There is great broadness to the horse’s loin with ribs carrying back well. It doesn’t get a whole lot better.
In the first supplement article I talked about some musculature issues going on with the horse that I felt could be improved relatively easily. Paint Mare has included a more recent photo of her horse.
Paint Mare wrote: The one I sent in was from June 2012, and right now she doesn’t seem quite as muscled up. But I think she might have lost some of the bad muscling on her neck? She has a groove for her windpipe now instead of a solid mass of neck.
Clearly the horse is better ‘conditioned’ in the first photo and carrying a bit less weight, but I would ask Paint Mare since when has she changed her training and riding approach with this horse. Based on her comments and the attention she’s paid this mare, the current results are unexpected.
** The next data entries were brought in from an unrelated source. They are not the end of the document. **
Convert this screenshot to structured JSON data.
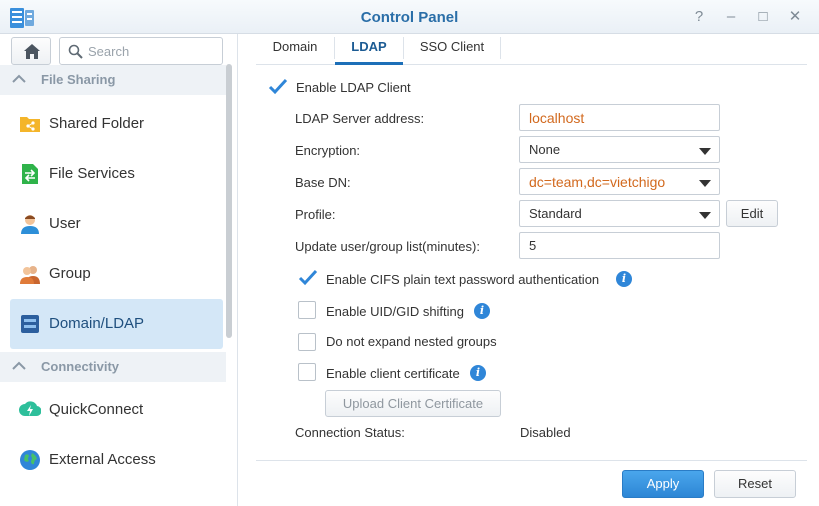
{
  "window": {
    "title": "Control Panel",
    "controls": {
      "help": "?",
      "minimize": "–",
      "maximize": "□",
      "close": "✕"
    }
  },
  "sidebar": {
    "search_placeholder": "Search",
    "sections": [
      {
        "label": "File Sharing"
      },
      {
        "label": "Connectivity"
      }
    ],
    "items": [
      {
        "label": "Shared Folder",
        "icon": "folder-share-icon"
      },
      {
        "label": "File Services",
        "icon": "file-services-icon"
      },
      {
        "label": "User",
        "icon": "user-icon"
      },
      {
        "label": "Group",
        "icon": "group-icon"
      },
      {
        "label": "Domain/LDAP",
        "icon": "domain-ldap-icon",
        "active": true
      },
      {
        "label": "QuickConnect",
        "icon": "quickconnect-icon"
      },
      {
        "label": "External Access",
        "icon": "globe-icon"
      }
    ]
  },
  "tabs": [
    {
      "label": "Domain"
    },
    {
      "label": "LDAP",
      "active": true
    },
    {
      "label": "SSO Client"
    }
  ],
  "form": {
    "enable_ldap": {
      "label": "Enable LDAP Client",
      "checked": true
    },
    "server_address": {
      "label": "LDAP Server address:",
      "value": "localhost"
    },
    "encryption": {
      "label": "Encryption:",
      "value": "None"
    },
    "base_dn": {
      "label": "Base DN:",
      "value": "dc=team,dc=vietchigo"
    },
    "profile": {
      "label": "Profile:",
      "value": "Standard",
      "edit_label": "Edit"
    },
    "update_list": {
      "label": "Update user/group list(minutes):",
      "value": "5"
    },
    "cifs": {
      "label": "Enable CIFS plain text password authentication",
      "checked": true
    },
    "uid_gid": {
      "label": "Enable UID/GID shifting",
      "checked": false
    },
    "nested": {
      "label": "Do not expand nested groups",
      "checked": false
    },
    "client_cert": {
      "label": "Enable client certificate",
      "checked": false
    },
    "upload_cert_label": "Upload Client Certificate",
    "connection_status": {
      "label": "Connection Status:",
      "value": "Disabled"
    }
  },
  "footer": {
    "apply_label": "Apply",
    "reset_label": "Reset"
  },
  "colors": {
    "accent": "#2a6ea8",
    "active_bg": "#d4e7f7",
    "value_orange": "#d2691e",
    "primary_button": "#3a97e0"
  }
}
Yes, there is greater definition in the crease in the underline of the neck, but the rest of the muscling isn’t right and hasn’t improved. Now her neck is starting to look more like a bull neck. If she was using that neck better, lifting the base of it correctly and dropping her head freely from the poll we would be seeing some of the tubular complexus muscle. Also the dip would have vanished and the ‘hump’ before that would also have decreased in size, while the flat spot before that, extending to the poll, would have filled in.
It appears as if there’s less muscle bunching directly in front of the scapula, but that’s only because her head is forward and not turned as in the first photo. The muddy shoulder bed is still there, less defined with the lower overall conditioning of the horse but still there.
She also has more breast muscling, her back is tighter and for a greater portion of its length and her abdominals have weakened and sagged, which gives the impression she’s not as deep through the loin (though she is) and those things are all the result of being more on the forehand.
The other odd difference is that the mare now stands about three degrees more upright through the pastern than she did in the June 2012 photo. Her coronet band is more horizontal and this change (obviously in her feet – too much heel) has changed her stance in front so that rather than standing ‘in’ the ground, she stands ‘on’ the ground with more tension and rigidity through the front end.
What I think has happened is that this mare has hurt herself. It’s very difficult to see because of the dark background, but when viewed on my computer at full size there’s a very clear ‘hump’ and ‘dip’ in the back that was not present in the June 2012 photo. I also noted that the overhead loin views that Paint Mare sent me also didn’t look right, but none are from the best angle to see. Even the overhead photo I included at the top doesn’t show the kind of spinal definition it should, which also leads me to suspect an issue.
Thank you very much, Paint Mare, for allowing the use of your mare as a guinea pig.